Quote the entries that follow exactly, leaving none out.

**** Task data

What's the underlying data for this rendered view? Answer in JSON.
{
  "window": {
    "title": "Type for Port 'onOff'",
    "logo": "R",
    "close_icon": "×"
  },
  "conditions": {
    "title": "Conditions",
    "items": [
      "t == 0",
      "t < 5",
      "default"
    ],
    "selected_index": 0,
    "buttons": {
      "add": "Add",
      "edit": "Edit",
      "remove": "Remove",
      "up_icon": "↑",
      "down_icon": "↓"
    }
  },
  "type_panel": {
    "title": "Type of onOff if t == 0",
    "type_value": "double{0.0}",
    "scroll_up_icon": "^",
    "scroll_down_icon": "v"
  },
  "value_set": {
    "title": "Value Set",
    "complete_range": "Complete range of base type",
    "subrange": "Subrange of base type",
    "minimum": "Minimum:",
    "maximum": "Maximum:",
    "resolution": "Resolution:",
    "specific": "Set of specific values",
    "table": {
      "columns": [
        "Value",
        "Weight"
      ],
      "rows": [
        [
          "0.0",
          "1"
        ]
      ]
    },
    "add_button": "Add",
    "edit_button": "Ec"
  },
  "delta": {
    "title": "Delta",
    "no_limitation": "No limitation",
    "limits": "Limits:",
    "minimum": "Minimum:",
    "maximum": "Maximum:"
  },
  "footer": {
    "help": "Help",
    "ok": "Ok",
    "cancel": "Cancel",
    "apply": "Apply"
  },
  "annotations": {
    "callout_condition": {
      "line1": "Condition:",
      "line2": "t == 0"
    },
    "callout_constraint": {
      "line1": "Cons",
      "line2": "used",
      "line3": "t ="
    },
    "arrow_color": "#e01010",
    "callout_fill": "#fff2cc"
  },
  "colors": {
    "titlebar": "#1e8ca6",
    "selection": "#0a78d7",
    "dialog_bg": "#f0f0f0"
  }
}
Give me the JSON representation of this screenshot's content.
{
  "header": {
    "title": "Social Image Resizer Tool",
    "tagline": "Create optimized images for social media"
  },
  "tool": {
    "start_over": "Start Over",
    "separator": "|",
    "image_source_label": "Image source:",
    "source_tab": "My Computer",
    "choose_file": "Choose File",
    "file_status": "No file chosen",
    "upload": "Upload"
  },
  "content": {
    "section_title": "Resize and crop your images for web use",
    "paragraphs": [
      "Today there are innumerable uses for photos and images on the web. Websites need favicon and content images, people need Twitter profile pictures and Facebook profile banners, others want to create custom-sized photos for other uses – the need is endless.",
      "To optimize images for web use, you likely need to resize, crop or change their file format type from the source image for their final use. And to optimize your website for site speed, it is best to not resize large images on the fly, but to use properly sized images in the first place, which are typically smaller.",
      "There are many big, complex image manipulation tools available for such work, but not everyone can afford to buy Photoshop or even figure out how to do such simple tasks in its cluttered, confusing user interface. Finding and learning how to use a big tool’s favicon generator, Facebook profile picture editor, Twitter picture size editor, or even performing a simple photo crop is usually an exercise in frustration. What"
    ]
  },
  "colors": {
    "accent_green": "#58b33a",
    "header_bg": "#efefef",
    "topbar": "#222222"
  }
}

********

Result for this exercise:
What's the underlying data for this rendered view? Answer in JSON.
{
  "window": {
    "title": "Type for Port 'onOff'",
    "logo": "R",
    "close_icon": "×"
  },
  "conditions": {
    "title": "Conditions",
    "items": [
      "t == 0",
      "t < 5",
      "default"
    ],
    "selected_index": 0,
    "buttons": {
      "add": "Add",
      "edit": "Edit",
      "remove": "Remove",
      "up_icon": "↑",
      "down_icon": "↓"
    }
  },
  "type_panel": {
    "title": "Type of onOff if t == 0",
    "type_value": "double{0.0}",
    "scroll_up_icon": "^",
    "scroll_down_icon": "v"
  },
  "value_set": {
    "title": "Value Set",
    "complete_range": "Complete range of base type",
    "subrange": "Subrange of base type",
    "minimum": "Minimum:",
    "maximum": "Maximum:",
    "resolution": "Resolution:",
    "specific": "Set of specific values",
    "table": {
      "columns": [
        "Value",
        "Weight"
      ],
      "rows": [
        [
          "0.0",
          "1"
        ]
      ]
    },
    "add_button": "Add",
    "edit_button": "Ec"
  },
  "delta": {
    "title": "Delta",
    "no_limitation": "No limitation",
    "limits": "Limits:",
    "minimum": "Minimum:",
    "maximum": "Maximum:"
  },
  "footer": {
    "help": "Help",
    "ok": "Ok",
    "cancel": "Cancel",
    "apply": "Apply"
  },
  "annotations": {
    "callout_condition": {
      "line1": "Condition:",
      "line2": "t == 0"
    },
    "callout_constraint": {
      "line1": "Cons",
      "line2": "used",
      "line3": "t ="
    },
    "arrow_color": "#e01010",
    "callout_fill": "#fff2cc"
  },
  "colors": {
    "titlebar": "#1e8ca6",
    "selection": "#0a78d7",
    "dialog_bg": "#f0f0f0"
  }
}
Give me the JSON representation of this screenshot's content.
{
  "header": {
    "title": "Social Image Resizer Tool",
    "tagline": "Create optimized images for social media"
  },
  "tool": {
    "start_over": "Start Over",
    "separator": "|",
    "image_source_label": "Image source:",
    "source_tab": "My Computer",
    "choose_file": "Choose File",
    "file_status": "No file chosen",
    "upload": "Upload"
  },
  "content": {
    "section_title": "Resize and crop your images for web use",
    "paragraphs": [
      "Today there are innumerable uses for photos and images on the web. Websites need favicon and content images, people need Twitter profile pictures and Facebook profile banners, others want to create custom-sized photos for other uses – the need is endless.",
      "To optimize images for web use, you likely need to resize, crop or change their file format type from the source image for their final use. And to optimize your website for site speed, it is best to not resize large images on the fly, but to use properly sized images in the first place, which are typically smaller.",
      "There are many big, complex image manipulation tools available for such work, but not everyone can afford to buy Photoshop or even figure out how to do such simple tasks in its cluttered, confusing user interface. Finding and learning how to use a big tool’s favicon generator, Facebook profile picture editor, Twitter picture size editor, or even performing a simple photo crop is usually an exercise in frustration. What"
    ]
  },
  "colors": {
    "accent_green": "#58b33a",
    "header_bg": "#efefef",
    "topbar": "#222222"
  }
}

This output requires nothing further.